(Dataset rows for apps and sites)
---+---
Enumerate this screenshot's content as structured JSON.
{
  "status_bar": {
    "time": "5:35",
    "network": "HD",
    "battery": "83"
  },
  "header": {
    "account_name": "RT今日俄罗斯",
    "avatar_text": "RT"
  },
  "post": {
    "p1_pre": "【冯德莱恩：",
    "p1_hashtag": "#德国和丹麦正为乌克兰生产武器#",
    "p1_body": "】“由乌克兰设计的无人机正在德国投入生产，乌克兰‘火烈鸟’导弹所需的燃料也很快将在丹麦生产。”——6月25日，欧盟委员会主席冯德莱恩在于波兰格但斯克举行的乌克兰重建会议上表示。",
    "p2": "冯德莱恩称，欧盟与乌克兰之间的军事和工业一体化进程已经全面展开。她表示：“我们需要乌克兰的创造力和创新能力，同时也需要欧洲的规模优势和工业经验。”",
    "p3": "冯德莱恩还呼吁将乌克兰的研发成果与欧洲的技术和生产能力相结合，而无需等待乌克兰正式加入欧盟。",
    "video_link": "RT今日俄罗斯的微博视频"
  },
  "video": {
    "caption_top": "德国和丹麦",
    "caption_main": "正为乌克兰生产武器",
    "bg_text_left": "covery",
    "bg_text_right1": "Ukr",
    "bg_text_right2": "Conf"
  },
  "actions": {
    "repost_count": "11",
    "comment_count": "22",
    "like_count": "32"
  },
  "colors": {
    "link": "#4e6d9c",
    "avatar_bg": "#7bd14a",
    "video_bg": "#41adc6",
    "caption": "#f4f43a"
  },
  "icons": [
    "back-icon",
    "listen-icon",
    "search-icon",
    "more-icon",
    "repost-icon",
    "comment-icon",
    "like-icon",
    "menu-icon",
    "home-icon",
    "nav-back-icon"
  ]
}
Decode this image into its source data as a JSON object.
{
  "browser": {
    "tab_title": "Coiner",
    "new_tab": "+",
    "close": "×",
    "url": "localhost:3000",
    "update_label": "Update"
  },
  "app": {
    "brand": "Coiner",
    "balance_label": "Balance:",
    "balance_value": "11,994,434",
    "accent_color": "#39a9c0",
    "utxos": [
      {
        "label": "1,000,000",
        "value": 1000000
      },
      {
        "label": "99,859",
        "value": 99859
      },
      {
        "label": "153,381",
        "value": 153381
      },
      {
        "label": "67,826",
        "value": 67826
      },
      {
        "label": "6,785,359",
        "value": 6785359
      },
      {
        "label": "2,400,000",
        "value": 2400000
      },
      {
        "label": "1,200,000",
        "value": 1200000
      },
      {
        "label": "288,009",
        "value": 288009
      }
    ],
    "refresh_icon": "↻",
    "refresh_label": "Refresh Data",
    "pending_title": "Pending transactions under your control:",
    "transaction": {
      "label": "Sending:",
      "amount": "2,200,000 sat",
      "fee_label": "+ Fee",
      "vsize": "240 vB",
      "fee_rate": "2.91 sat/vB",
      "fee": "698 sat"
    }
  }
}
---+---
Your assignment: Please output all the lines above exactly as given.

Task output:
Enumerate this screenshot's content as structured JSON.
{
  "status_bar": {
    "time": "5:35",
    "network": "HD",
    "battery": "83"
  },
  "header": {
    "account_name": "RT今日俄罗斯",
    "avatar_text": "RT"
  },
  "post": {
    "p1_pre": "【冯德莱恩：",
    "p1_hashtag": "#德国和丹麦正为乌克兰生产武器#",
    "p1_body": "】“由乌克兰设计的无人机正在德国投入生产，乌克兰‘火烈鸟’导弹所需的燃料也很快将在丹麦生产。”——6月25日，欧盟委员会主席冯德莱恩在于波兰格但斯克举行的乌克兰重建会议上表示。",
    "p2": "冯德莱恩称，欧盟与乌克兰之间的军事和工业一体化进程已经全面展开。她表示：“我们需要乌克兰的创造力和创新能力，同时也需要欧洲的规模优势和工业经验。”",
    "p3": "冯德莱恩还呼吁将乌克兰的研发成果与欧洲的技术和生产能力相结合，而无需等待乌克兰正式加入欧盟。",
    "video_link": "RT今日俄罗斯的微博视频"
  },
  "video": {
    "caption_top": "德国和丹麦",
    "caption_main": "正为乌克兰生产武器",
    "bg_text_left": "covery",
    "bg_text_right1": "Ukr",
    "bg_text_right2": "Conf"
  },
  "actions": {
    "repost_count": "11",
    "comment_count": "22",
    "like_count": "32"
  },
  "colors": {
    "link": "#4e6d9c",
    "avatar_bg": "#7bd14a",
    "video_bg": "#41adc6",
    "caption": "#f4f43a"
  },
  "icons": [
    "back-icon",
    "listen-icon",
    "search-icon",
    "more-icon",
    "repost-icon",
    "comment-icon",
    "like-icon",
    "menu-icon",
    "home-icon",
    "nav-back-icon"
  ]
}
Decode this image into its source data as a JSON object.
{
  "browser": {
    "tab_title": "Coiner",
    "new_tab": "+",
    "close": "×",
    "url": "localhost:3000",
    "update_label": "Update"
  },
  "app": {
    "brand": "Coiner",
    "balance_label": "Balance:",
    "balance_value": "11,994,434",
    "accent_color": "#39a9c0",
    "utxos": [
      {
        "label": "1,000,000",
        "value": 1000000
      },
      {
        "label": "99,859",
        "value": 99859
      },
      {
        "label": "153,381",
        "value": 153381
      },
      {
        "label": "67,826",
        "value": 67826
      },
      {
        "label": "6,785,359",
        "value": 6785359
      },
      {
        "label": "2,400,000",
        "value": 2400000
      },
      {
        "label": "1,200,000",
        "value": 1200000
      },
      {
        "label": "288,009",
        "value": 288009
      }
    ],
    "refresh_icon": "↻",
    "refresh_label": "Refresh Data",
    "pending_title": "Pending transactions under your control:",
    "transaction": {
      "label": "Sending:",
      "amount": "2,200,000 sat",
      "fee_label": "+ Fee",
      "vsize": "240 vB",
      "fee_rate": "2.91 sat/vB",
      "fee": "698 sat"
    }
  }
}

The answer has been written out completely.